    ▪ Export events similar to a socket API ▪ By extending TCP Monitor to contain full TCP logic ▪ E.g., congestion control, retransmission ▪ It’s a new opportunity to deploy many types of NF ▪ E.g, cache server, IoT analysis server at edge cloud 29 Customizing μStack Modules
  30. Communications and Networking Lab, NTHU Proposed Method ▪ TCP Split

    Proxy and Bytestream NFs: ▪ Most complex NF types perform transformations on the bytestreams ▪ The author calls this Bytestream NF ▪ Requires 2 TCP connection (for client, server) ▪ Allow redirection (like TCP Splicer stack), and byte stream transformation ▪ By extending 2 TCP Endpoint stack ▪ DATA_RDY message type is used when incoming or outgoing data ready ▪ Used by Proxy μStack and Bytestream NF 30 Customizing μStack Modules
  31. Communications and Networking Lab, NTHU Implementation ▪ Based on OpenNetVM

    ▪ Provide shared-memory based communication ▪ NFs run as separate process or container ▪ An IO management layer for starting/stopping NFs ▪ Use RSS (Receive Side Scaling) ▪ To prevent any concurrent updates to shared cache lines 31
  32. Communications and Networking Lab, NTHU Implementation 32 Microboxes Architecture

  33. Communications and Networking Lab, NTHU Implementation 33 Middlebox App Implementation

  34. Communications and Networking Lab, NTHU Evaluation ▪ E5-2660 v3 @

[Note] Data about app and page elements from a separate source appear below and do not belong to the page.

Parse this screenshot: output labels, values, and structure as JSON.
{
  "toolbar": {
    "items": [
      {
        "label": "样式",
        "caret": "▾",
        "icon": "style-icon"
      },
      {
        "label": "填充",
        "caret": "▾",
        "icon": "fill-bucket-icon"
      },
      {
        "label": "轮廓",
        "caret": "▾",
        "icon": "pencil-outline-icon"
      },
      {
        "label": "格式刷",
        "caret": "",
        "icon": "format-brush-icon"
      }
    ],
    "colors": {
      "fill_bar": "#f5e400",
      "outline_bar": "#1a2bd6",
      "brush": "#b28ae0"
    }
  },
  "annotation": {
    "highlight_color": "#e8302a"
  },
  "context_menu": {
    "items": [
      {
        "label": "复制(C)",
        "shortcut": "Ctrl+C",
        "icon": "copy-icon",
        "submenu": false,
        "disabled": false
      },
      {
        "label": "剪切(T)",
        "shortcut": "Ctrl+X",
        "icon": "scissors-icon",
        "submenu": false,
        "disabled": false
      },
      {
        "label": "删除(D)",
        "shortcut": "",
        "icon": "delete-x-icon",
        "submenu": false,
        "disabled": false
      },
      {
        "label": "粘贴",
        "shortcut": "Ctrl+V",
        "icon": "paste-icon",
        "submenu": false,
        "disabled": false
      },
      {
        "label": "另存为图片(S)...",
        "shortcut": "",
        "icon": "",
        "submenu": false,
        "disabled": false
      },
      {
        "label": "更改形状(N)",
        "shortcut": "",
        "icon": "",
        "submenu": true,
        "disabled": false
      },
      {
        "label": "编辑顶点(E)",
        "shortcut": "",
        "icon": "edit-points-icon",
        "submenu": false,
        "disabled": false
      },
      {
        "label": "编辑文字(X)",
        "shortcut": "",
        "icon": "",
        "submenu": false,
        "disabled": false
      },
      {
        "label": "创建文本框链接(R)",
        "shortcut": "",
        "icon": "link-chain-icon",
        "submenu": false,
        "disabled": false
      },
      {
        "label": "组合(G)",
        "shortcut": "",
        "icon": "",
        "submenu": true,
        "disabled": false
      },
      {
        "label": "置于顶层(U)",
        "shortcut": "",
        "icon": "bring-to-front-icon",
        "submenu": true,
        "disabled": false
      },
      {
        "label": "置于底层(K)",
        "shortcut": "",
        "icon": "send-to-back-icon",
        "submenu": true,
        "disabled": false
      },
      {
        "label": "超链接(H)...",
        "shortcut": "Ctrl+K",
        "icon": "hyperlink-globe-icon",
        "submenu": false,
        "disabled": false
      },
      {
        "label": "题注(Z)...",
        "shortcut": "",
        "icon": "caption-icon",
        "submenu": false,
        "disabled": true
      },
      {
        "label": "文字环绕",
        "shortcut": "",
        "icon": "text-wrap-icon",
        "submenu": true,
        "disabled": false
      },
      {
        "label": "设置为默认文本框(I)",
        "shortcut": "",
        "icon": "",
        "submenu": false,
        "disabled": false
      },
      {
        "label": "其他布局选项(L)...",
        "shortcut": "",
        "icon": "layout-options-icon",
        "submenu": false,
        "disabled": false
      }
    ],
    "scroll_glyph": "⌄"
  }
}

    2.6GHz CPUs (2 * 10 cores) ▪ RAM: 160 GB ▪ NIC: Dual-port Intel X520 10Gb ▪ Ubuntu 14.04, kernel 3.13.0-117-generic ▪ DPDK v16.11 ▪ Web server: Nginx 1.4.6, Benchmark: Apache Bench 2.3 34 Environment
  35. Communications and Networking Lab, NTHU Evaluation 35 Throughput

  36. Communications and Networking Lab, NTHU Evaluation 36 Scalability CPU Cores

  37. Communications and Networking Lab, NTHU Evaluation 37 Sequential Latency

  38. Communications and Networking Lab, NTHU Evaluation 38 Sequential vs. Parallel

    Processing
  39. Communications and Networking Lab, NTHU Conclusion ▪ Goal ▪ Eliminate

    redundant processing across service function chain ▪ Make management more flexible ▪ Method ▪ Use publish/subscribe-based API for NFs ▪ Result ▪ Improve latency, throughput, flexibility ▪ Get at least 30% improvement against HAProxy ▪ Compare to mOS, Microboxes has better performance isolation and security level 39
  40. Communications and Networking Lab, NTHU ▪ Pros ▪ Novel μStack

    consolidation stack processing ▪ Event hierarchy benefit different NF to share state ▪ Bytestream append-only saves memory usage ▪ Cons ▪ Modify existing NFs to Bytestream NF could need lots of work Pros & Cons 40 Similar works: 1. OpenBox (SIGCOMM 2016) 2. mOS (OSDI 2017) 3. SpeedyBox (ICDCS 2019) 4. Performance Contracts (NSDI 2019)